**Task prompt:** A faithful copy of all the data is the goal; omit the pictures.

[Dataset items]
[Start of section]

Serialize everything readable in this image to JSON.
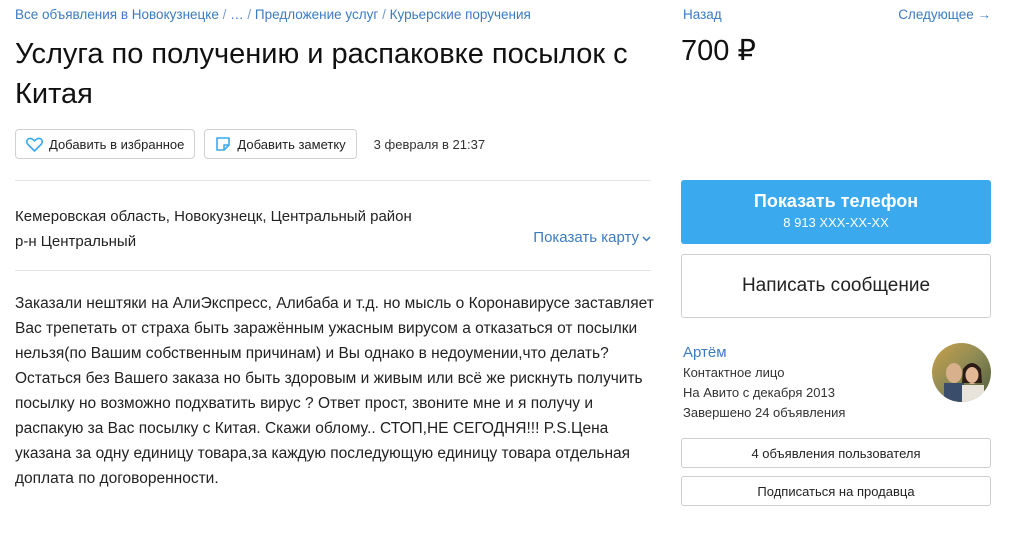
{
  "breadcrumbs": [
    "Все объявления в Новокузнецке",
    "…",
    "Предложение услуг",
    "Курьерские поручения"
  ],
  "breadcrumb_sep": "/",
  "title": "Услуга по получению и распаковке посылок с Китая",
  "actions": {
    "favorite_label": "Добавить в избранное",
    "note_label": "Добавить заметку",
    "posted_date": "3 февраля в 21:37"
  },
  "location": {
    "address": "Кемеровская область, Новокузнецк, Центральный район",
    "district": "р-н Центральный",
    "show_map_label": "Показать карту"
  },
  "description": "Заказали нештяки на АлиЭкспресс, Алибаба и т.д. но мысль о Коронавирусе заставляет Вас трепетать от страха быть заражённым ужасным вирусом а отказаться от посылки нельзя(по Вашим собственным причинам) и Вы однако в недоумении,что делать? Остаться без Вашего заказа но быть здоровым и живым или всё же рискнуть получить посылку но возможно подхватить вирус ? Ответ прост, звоните мне и я получу и распакую за Вас посылку с Китая. Скажи обломy.. СТОП,НЕ СЕГОДНЯ!!! P.S.Цена указана за одну единицу товара,за каждую последующую единицу товара отдельная доплата по договоренности.",
  "nav": {
    "back_label": "Назад",
    "next_label": "Следующее →"
  },
  "price": "700 ₽",
  "phone": {
    "label": "Показать телефон",
    "number": "8 913 XXX-XX-XX"
  },
  "message_label": "Написать сообщение",
  "seller": {
    "name": "Артём",
    "role": "Контактное лицо",
    "since": "На Авито с декабря 2013",
    "completed": "Завершено 24 объявления"
  },
  "user_ads_label": "4 объявления пользователя",
  "subscribe_label": "Подписаться на продавца",
  "colors": {
    "accent": "#3aa9ee",
    "link": "#3c7bc2"
  }
}
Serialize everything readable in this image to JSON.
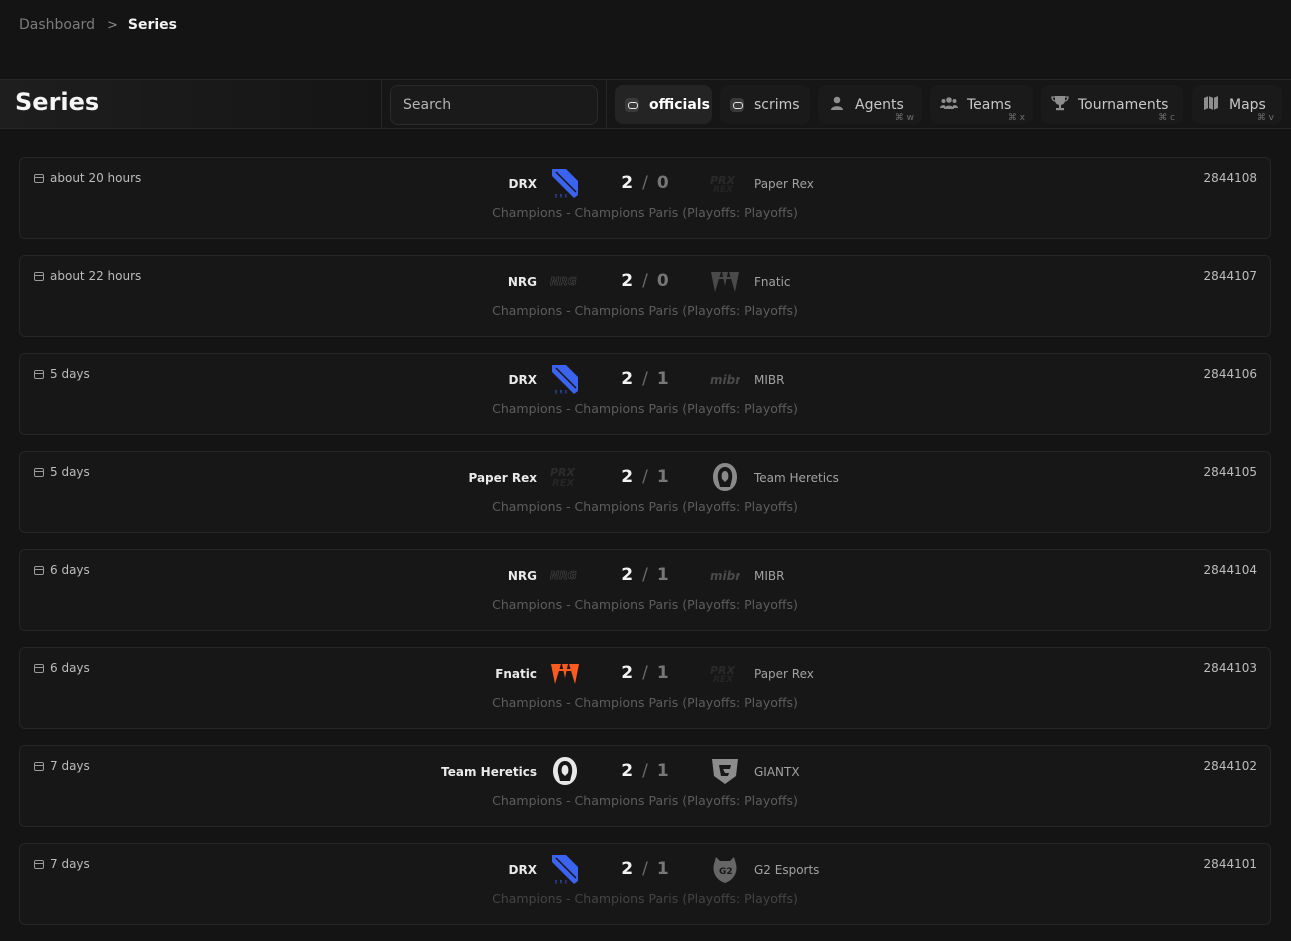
{
  "breadcrumb": {
    "parent": "Dashboard",
    "separator": ">",
    "current": "Series"
  },
  "header": {
    "title": "Series"
  },
  "search": {
    "placeholder": "Search"
  },
  "tabs": [
    {
      "label": "officials",
      "icon": "officials-icon",
      "shortcut": ""
    },
    {
      "label": "scrims",
      "icon": "scrims-icon",
      "shortcut": ""
    },
    {
      "label": "Agents",
      "icon": "user-icon",
      "shortcut": "⌘ w"
    },
    {
      "label": "Teams",
      "icon": "users-icon",
      "shortcut": "⌘ x"
    },
    {
      "label": "Tournaments",
      "icon": "trophy-icon",
      "shortcut": "⌘ c"
    },
    {
      "label": "Maps",
      "icon": "map-icon",
      "shortcut": "⌘ v"
    }
  ],
  "series": [
    {
      "time": "about 20 hours",
      "team_a": "DRX",
      "logo_a": "drx",
      "score_a": "2",
      "score_b": "0",
      "team_b": "Paper Rex",
      "logo_b": "prx-dim",
      "event": "Champions - Champions Paris (Playoffs: Playoffs)",
      "id": "2844108"
    },
    {
      "time": "about 22 hours",
      "team_a": "NRG",
      "logo_a": "nrg",
      "score_a": "2",
      "score_b": "0",
      "team_b": "Fnatic",
      "logo_b": "fnatic-dim",
      "event": "Champions - Champions Paris (Playoffs: Playoffs)",
      "id": "2844107"
    },
    {
      "time": "5 days",
      "team_a": "DRX",
      "logo_a": "drx",
      "score_a": "2",
      "score_b": "1",
      "team_b": "MIBR",
      "logo_b": "mibr",
      "event": "Champions - Champions Paris (Playoffs: Playoffs)",
      "id": "2844106"
    },
    {
      "time": "5 days",
      "team_a": "Paper Rex",
      "logo_a": "prx",
      "score_a": "2",
      "score_b": "1",
      "team_b": "Team Heretics",
      "logo_b": "heretics-dim",
      "event": "Champions - Champions Paris (Playoffs: Playoffs)",
      "id": "2844105"
    },
    {
      "time": "6 days",
      "team_a": "NRG",
      "logo_a": "nrg",
      "score_a": "2",
      "score_b": "1",
      "team_b": "MIBR",
      "logo_b": "mibr",
      "event": "Champions - Champions Paris (Playoffs: Playoffs)",
      "id": "2844104"
    },
    {
      "time": "6 days",
      "team_a": "Fnatic",
      "logo_a": "fnatic",
      "score_a": "2",
      "score_b": "1",
      "team_b": "Paper Rex",
      "logo_b": "prx-dim",
      "event": "Champions - Champions Paris (Playoffs: Playoffs)",
      "id": "2844103"
    },
    {
      "time": "7 days",
      "team_a": "Team Heretics",
      "logo_a": "heretics",
      "score_a": "2",
      "score_b": "1",
      "team_b": "GIANTX",
      "logo_b": "giantx",
      "event": "Champions - Champions Paris (Playoffs: Playoffs)",
      "id": "2844102"
    },
    {
      "time": "7 days",
      "team_a": "DRX",
      "logo_a": "drx",
      "score_a": "2",
      "score_b": "1",
      "team_b": "G2 Esports",
      "logo_b": "g2",
      "event": "Champions - Champions Paris (Playoffs: Playoffs)",
      "id": "2844101"
    }
  ],
  "colors": {
    "background": "#141414",
    "drx": "#3b63f0",
    "fnatic": "#ff5a1f"
  }
}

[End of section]

**Answer box:**
Serialize everything readable in this image to JSON.
{
  "breadcrumbs": [
    "Все объявления в Новокузнецке",
    "…",
    "Предложение услуг",
    "Курьерские поручения"
  ],
  "breadcrumb_sep": "/",
  "title": "Услуга по получению и распаковке посылок с Китая",
  "actions": {
    "favorite_label": "Добавить в избранное",
    "note_label": "Добавить заметку",
    "posted_date": "3 февраля в 21:37"
  },
  "location": {
    "address": "Кемеровская область, Новокузнецк, Центральный район",
    "district": "р-н Центральный",
    "show_map_label": "Показать карту"
  },
  "description": "Заказали нештяки на АлиЭкспресс, Алибаба и т.д. но мысль о Коронавирусе заставляет Вас трепетать от страха быть заражённым ужасным вирусом а отказаться от посылки нельзя(по Вашим собственным причинам) и Вы однако в недоумении,что делать? Остаться без Вашего заказа но быть здоровым и живым или всё же рискнуть получить посылку но возможно подхватить вирус ? Ответ прост, звоните мне и я получу и распакую за Вас посылку с Китая. Скажи обломy.. СТОП,НЕ СЕГОДНЯ!!! P.S.Цена указана за одну единицу товара,за каждую последующую единицу товара отдельная доплата по договоренности.",
  "nav": {
    "back_label": "Назад",
    "next_label": "Следующее →"
  },
  "price": "700 ₽",
  "phone": {
    "label": "Показать телефон",
    "number": "8 913 XXX-XX-XX"
  },
  "message_label": "Написать сообщение",
  "seller": {
    "name": "Артём",
    "role": "Контактное лицо",
    "since": "На Авито с декабря 2013",
    "completed": "Завершено 24 объявления"
  },
  "user_ads_label": "4 объявления пользователя",
  "subscribe_label": "Подписаться на продавца",
  "colors": {
    "accent": "#3aa9ee",
    "link": "#3c7bc2"
  }
}
Serialize everything readable in this image to JSON.
{
  "breadcrumb": {
    "parent": "Dashboard",
    "separator": ">",
    "current": "Series"
  },
  "header": {
    "title": "Series"
  },
  "search": {
    "placeholder": "Search"
  },
  "tabs": [
    {
      "label": "officials",
      "icon": "officials-icon",
      "shortcut": ""
    },
    {
      "label": "scrims",
      "icon": "scrims-icon",
      "shortcut": ""
    },
    {
      "label": "Agents",
      "icon": "user-icon",
      "shortcut": "⌘ w"
    },
    {
      "label": "Teams",
      "icon": "users-icon",
      "shortcut": "⌘ x"
    },
    {
      "label": "Tournaments",
      "icon": "trophy-icon",
      "shortcut": "⌘ c"
    },
    {
      "label": "Maps",
      "icon": "map-icon",
      "shortcut": "⌘ v"
    }
  ],
  "series": [
    {
      "time": "about 20 hours",
      "team_a": "DRX",
      "logo_a": "drx",
      "score_a": "2",
      "score_b": "0",
      "team_b": "Paper Rex",
      "logo_b": "prx-dim",
      "event": "Champions - Champions Paris (Playoffs: Playoffs)",
      "id": "2844108"
    },
    {
      "time": "about 22 hours",
      "team_a": "NRG",
      "logo_a": "nrg",
      "score_a": "2",
      "score_b": "0",
      "team_b": "Fnatic",
      "logo_b": "fnatic-dim",
      "event": "Champions - Champions Paris (Playoffs: Playoffs)",
      "id": "2844107"
    },
    {
      "time": "5 days",
      "team_a": "DRX",
      "logo_a": "drx",
      "score_a": "2",
      "score_b": "1",
      "team_b": "MIBR",
      "logo_b": "mibr",
      "event": "Champions - Champions Paris (Playoffs: Playoffs)",
      "id": "2844106"
    },
    {
      "time": "5 days",
      "team_a": "Paper Rex",
      "logo_a": "prx",
      "score_a": "2",
      "score_b": "1",
      "team_b": "Team Heretics",
      "logo_b": "heretics-dim",
      "event": "Champions - Champions Paris (Playoffs: Playoffs)",
      "id": "2844105"
    },
    {
      "time": "6 days",
      "team_a": "NRG",
      "logo_a": "nrg",
      "score_a": "2",
      "score_b": "1",
      "team_b": "MIBR",
      "logo_b": "mibr",
      "event": "Champions - Champions Paris (Playoffs: Playoffs)",
      "id": "2844104"
    },
    {
      "time": "6 days",
      "team_a": "Fnatic",
      "logo_a": "fnatic",
      "score_a": "2",
      "score_b": "1",
      "team_b": "Paper Rex",
      "logo_b": "prx-dim",
      "event": "Champions - Champions Paris (Playoffs: Playoffs)",
      "id": "2844103"
    },
    {
      "time": "7 days",
      "team_a": "Team Heretics",
      "logo_a": "heretics",
      "score_a": "2",
      "score_b": "1",
      "team_b": "GIANTX",
      "logo_b": "giantx",
      "event": "Champions - Champions Paris (Playoffs: Playoffs)",
      "id": "2844102"
    },
    {
      "time": "7 days",
      "team_a": "DRX",
      "logo_a": "drx",
      "score_a": "2",
      "score_b": "1",
      "team_b": "G2 Esports",
      "logo_b": "g2",
      "event": "Champions - Champions Paris (Playoffs: Playoffs)",
      "id": "2844101"
    }
  ],
  "colors": {
    "background": "#141414",
    "drx": "#3b63f0",
    "fnatic": "#ff5a1f"
  }
}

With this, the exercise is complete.